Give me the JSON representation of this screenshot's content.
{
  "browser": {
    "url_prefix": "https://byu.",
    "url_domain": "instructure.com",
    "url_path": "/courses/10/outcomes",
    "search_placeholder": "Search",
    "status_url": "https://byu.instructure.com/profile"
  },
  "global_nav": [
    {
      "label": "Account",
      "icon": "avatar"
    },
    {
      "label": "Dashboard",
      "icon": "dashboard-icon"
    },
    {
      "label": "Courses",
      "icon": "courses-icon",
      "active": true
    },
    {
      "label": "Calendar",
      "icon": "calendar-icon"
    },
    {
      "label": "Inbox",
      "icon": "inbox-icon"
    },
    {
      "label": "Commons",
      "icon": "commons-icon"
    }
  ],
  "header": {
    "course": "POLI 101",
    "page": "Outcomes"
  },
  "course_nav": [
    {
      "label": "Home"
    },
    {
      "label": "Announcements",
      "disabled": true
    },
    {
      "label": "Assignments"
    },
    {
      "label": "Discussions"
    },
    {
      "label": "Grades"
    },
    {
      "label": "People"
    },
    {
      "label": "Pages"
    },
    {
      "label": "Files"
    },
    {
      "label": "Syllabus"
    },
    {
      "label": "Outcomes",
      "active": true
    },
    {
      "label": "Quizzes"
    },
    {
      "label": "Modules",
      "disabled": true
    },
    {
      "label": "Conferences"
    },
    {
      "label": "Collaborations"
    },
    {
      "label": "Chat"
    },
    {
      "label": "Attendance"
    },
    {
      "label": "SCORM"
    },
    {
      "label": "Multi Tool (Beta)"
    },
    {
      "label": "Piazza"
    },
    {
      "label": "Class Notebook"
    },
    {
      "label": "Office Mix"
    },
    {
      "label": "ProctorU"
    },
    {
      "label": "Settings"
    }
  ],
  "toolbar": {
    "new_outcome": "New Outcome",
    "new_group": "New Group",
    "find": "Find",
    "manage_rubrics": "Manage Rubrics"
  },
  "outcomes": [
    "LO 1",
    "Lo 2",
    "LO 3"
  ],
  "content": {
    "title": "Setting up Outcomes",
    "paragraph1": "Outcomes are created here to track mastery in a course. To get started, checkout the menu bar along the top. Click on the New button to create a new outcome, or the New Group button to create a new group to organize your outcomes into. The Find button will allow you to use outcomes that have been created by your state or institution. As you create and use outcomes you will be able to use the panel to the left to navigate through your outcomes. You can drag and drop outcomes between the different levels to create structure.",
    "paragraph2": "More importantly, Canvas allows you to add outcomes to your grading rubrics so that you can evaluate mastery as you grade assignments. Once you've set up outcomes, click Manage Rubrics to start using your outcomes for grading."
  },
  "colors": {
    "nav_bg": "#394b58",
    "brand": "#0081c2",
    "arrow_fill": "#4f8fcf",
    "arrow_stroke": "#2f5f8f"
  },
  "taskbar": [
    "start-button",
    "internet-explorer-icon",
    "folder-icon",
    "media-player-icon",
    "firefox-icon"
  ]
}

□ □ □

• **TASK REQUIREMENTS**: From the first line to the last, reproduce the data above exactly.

• **ANSWER TO THE PROBLEM**:
Give me the JSON representation of this screenshot's content.
{
  "browser": {
    "url_prefix": "https://byu.",
    "url_domain": "instructure.com",
    "url_path": "/courses/10/outcomes",
    "search_placeholder": "Search",
    "status_url": "https://byu.instructure.com/profile"
  },
  "global_nav": [
    {
      "label": "Account",
      "icon": "avatar"
    },
    {
      "label": "Dashboard",
      "icon": "dashboard-icon"
    },
    {
      "label": "Courses",
      "icon": "courses-icon",
      "active": true
    },
    {
      "label": "Calendar",
      "icon": "calendar-icon"
    },
    {
      "label": "Inbox",
      "icon": "inbox-icon"
    },
    {
      "label": "Commons",
      "icon": "commons-icon"
    }
  ],
  "header": {
    "course": "POLI 101",
    "page": "Outcomes"
  },
  "course_nav": [
    {
      "label": "Home"
    },
    {
      "label": "Announcements",
      "disabled": true
    },
    {
      "label": "Assignments"
    },
    {
      "label": "Discussions"
    },
    {
      "label": "Grades"
    },
    {
      "label": "People"
    },
    {
      "label": "Pages"
    },
    {
      "label": "Files"
    },
    {
      "label": "Syllabus"
    },
    {
      "label": "Outcomes",
      "active": true
    },
    {
      "label": "Quizzes"
    },
    {
      "label": "Modules",
      "disabled": true
    },
    {
      "label": "Conferences"
    },
    {
      "label": "Collaborations"
    },
    {
      "label": "Chat"
    },
    {
      "label": "Attendance"
    },
    {
      "label": "SCORM"
    },
    {
      "label": "Multi Tool (Beta)"
    },
    {
      "label": "Piazza"
    },
    {
      "label": "Class Notebook"
    },
    {
      "label": "Office Mix"
    },
    {
      "label": "ProctorU"
    },
    {
      "label": "Settings"
    }
  ],
  "toolbar": {
    "new_outcome": "New Outcome",
    "new_group": "New Group",
    "find": "Find",
    "manage_rubrics": "Manage Rubrics"
  },
  "outcomes": [
    "LO 1",
    "Lo 2",
    "LO 3"
  ],
  "content": {
    "title": "Setting up Outcomes",
    "paragraph1": "Outcomes are created here to track mastery in a course. To get started, checkout the menu bar along the top. Click on the New button to create a new outcome, or the New Group button to create a new group to organize your outcomes into. The Find button will allow you to use outcomes that have been created by your state or institution. As you create and use outcomes you will be able to use the panel to the left to navigate through your outcomes. You can drag and drop outcomes between the different levels to create structure.",
    "paragraph2": "More importantly, Canvas allows you to add outcomes to your grading rubrics so that you can evaluate mastery as you grade assignments. Once you've set up outcomes, click Manage Rubrics to start using your outcomes for grading."
  },
  "colors": {
    "nav_bg": "#394b58",
    "brand": "#0081c2",
    "arrow_fill": "#4f8fcf",
    "arrow_stroke": "#2f5f8f"
  },
  "taskbar": [
    "start-button",
    "internet-explorer-icon",
    "folder-icon",
    "media-player-icon",
    "firefox-icon"
  ]
}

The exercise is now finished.